Directors observed that the Comoros' participation in the French franc zone had contributed to maintaining low inflation and a high level of reserves in recent years. However, high domestic costs, especially due to inefficient utilities, had eroded the country's external competitiveness. Directors urged the authorities to accelerate the implementation of structural reforms to improve the efficiency of the economy.
Directors commended the authorities for the progress in reconciling the external debt data with creditors as a first step toward addressing the external arrears situation. They urged the authorities to complete the reconciliation as soon as possible, to strengthen debt management, and to start discussions with a view to quickly regularizing relations with external creditors. Directors noted that the provisional debt sustainability analysis indicated that the Comoros could be eligible for debt relief under the enhanced HIPC Initiative. They looked forward to discussing a preliminary HIPC document, possibly by mid-2002, provided performance under the SMP is satisfactory.
Directors noted that the macroeconomic database of the Comoros remains weak, despite the authorities' recent efforts to strengthen it, which complicates the design and monitoring of economic policies. They urged the authorities to make further efforts, including by making good use of technical assistance from the Fund.
|Comoros: Selected Economic Indicators|
|(Annual percentage change,
unless otherwise indicated)
|National accounts and prices|
|Real GDP at market prices||-1.3||4.2||1.2||1.9||-1.1||1.0|
|Consumer price index (annual average)||2.0||3.0||3.5||3.5||-1.9||3.5|
|Money and credit|
|External trade (in terms of Comorian Francs)|
|(In percent of GDP)|
|Overall balance (including grants; commitment basis)||-5.8||-2.2||-3.4||-0.8||-1.9||-3.8|
|Current account balance||-8.7||-15.8||-6.1||-4.1||-0.4||-4.8|
|Total external debt outstanding (including arrears)||..||..||..||..||111.3||104.1|
|Gross international reserves
|Sources: Data provided by the Comorian authorities; and IMF staff estimates and projections.
1 Under Article IV of the IMF's Articles of Agreement, the IMF holds bilateral discussions with members, usually every year. A staff team visits the country, collects economic and financial information, and discusses with officials the country's economic developments and policies.

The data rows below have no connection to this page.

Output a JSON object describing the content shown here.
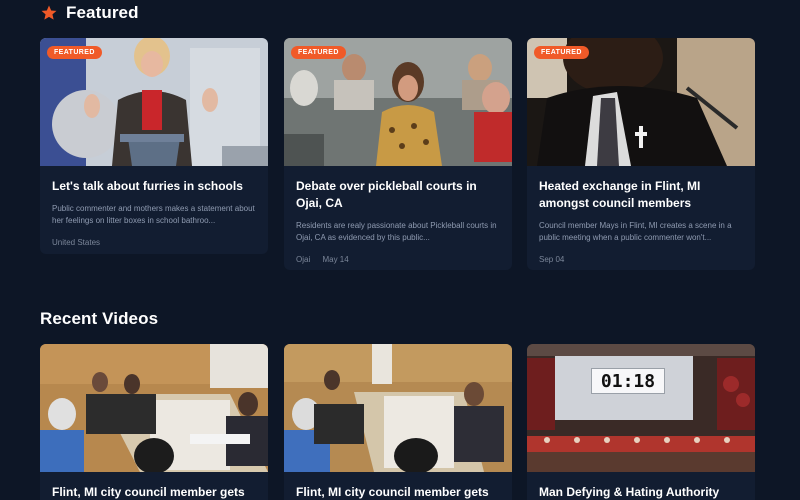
{
  "featured": {
    "title": "Featured",
    "cards": [
      {
        "badge": "FEATURED",
        "title": "Let's talk about furries in schools",
        "description": "Public commenter and mothers makes a statement about her feelings on litter boxes in school bathroo...",
        "meta": [
          "United States"
        ]
      },
      {
        "badge": "FEATURED",
        "title": "Debate over pickleball courts in Ojai, CA",
        "description": "Residents are realy passionate about Pickleball courts in Ojai, CA as evidenced by this public...",
        "meta": [
          "Ojai",
          "May 14"
        ]
      },
      {
        "badge": "FEATURED",
        "title": "Heated exchange in Flint, MI amongst council members",
        "description": "Council member Mays in Flint, MI creates a scene in a public meeting when a public commenter won't...",
        "meta": [
          "Sep 04"
        ]
      }
    ]
  },
  "recent": {
    "title": "Recent Videos",
    "cards": [
      {
        "title": "Flint, MI city council member gets called"
      },
      {
        "title": "Flint, MI city council member gets called"
      },
      {
        "title": "Man Defying & Hating Authority",
        "timer": "01:18"
      }
    ]
  },
  "colors": {
    "background": "#0d1626",
    "card": "#121d31",
    "accent": "#f05a28",
    "muted": "#8f9bb1"
  },
  "icons": {
    "section": "star-icon"
  }
}
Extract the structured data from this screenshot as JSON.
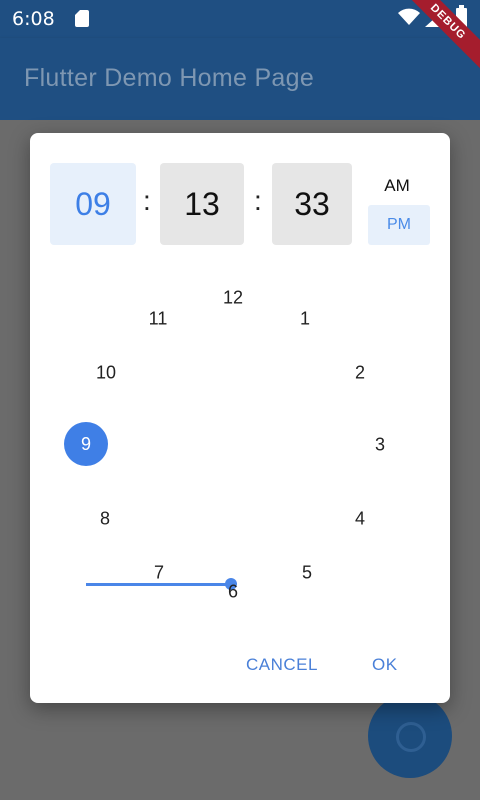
{
  "status_bar": {
    "time": "6:08",
    "icons": [
      "sim-card-icon",
      "wifi-icon",
      "signal-icon",
      "battery-icon"
    ]
  },
  "app_bar": {
    "title": "Flutter Demo Home Page",
    "debug_banner": "DEBUG"
  },
  "time_picker": {
    "hour": "09",
    "minute": "13",
    "second": "33",
    "separator": ":",
    "am_label": "AM",
    "pm_label": "PM",
    "selected_period": "PM",
    "dial": {
      "selected_hour": "9",
      "numbers": [
        "12",
        "1",
        "2",
        "3",
        "4",
        "5",
        "6",
        "7",
        "8",
        "9",
        "10",
        "11"
      ]
    },
    "cancel_label": "CANCEL",
    "ok_label": "OK"
  },
  "fab": {
    "icon": "add-icon"
  },
  "colors": {
    "primary": "#1f4f82",
    "accent": "#3f7fe6",
    "accent_light": "#e7f0fb",
    "selected_box": "#e6e6e6",
    "scrim": "#6b6b6b",
    "debug_ribbon": "#a51d2d"
  }
}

On return to headquarters, the staff prepares a report, which forms the basis for discussion by the Executive Board. At the conclusion of the discussion, the Managing Director, as Chairman of the Board, summarizes the views of Executive Directors, and this summary is transmitted to the country's authorities. This PIN summarizes the views of the Executive Board as expressed during the July 18, 2001 Executive Board discussion based on the staff report.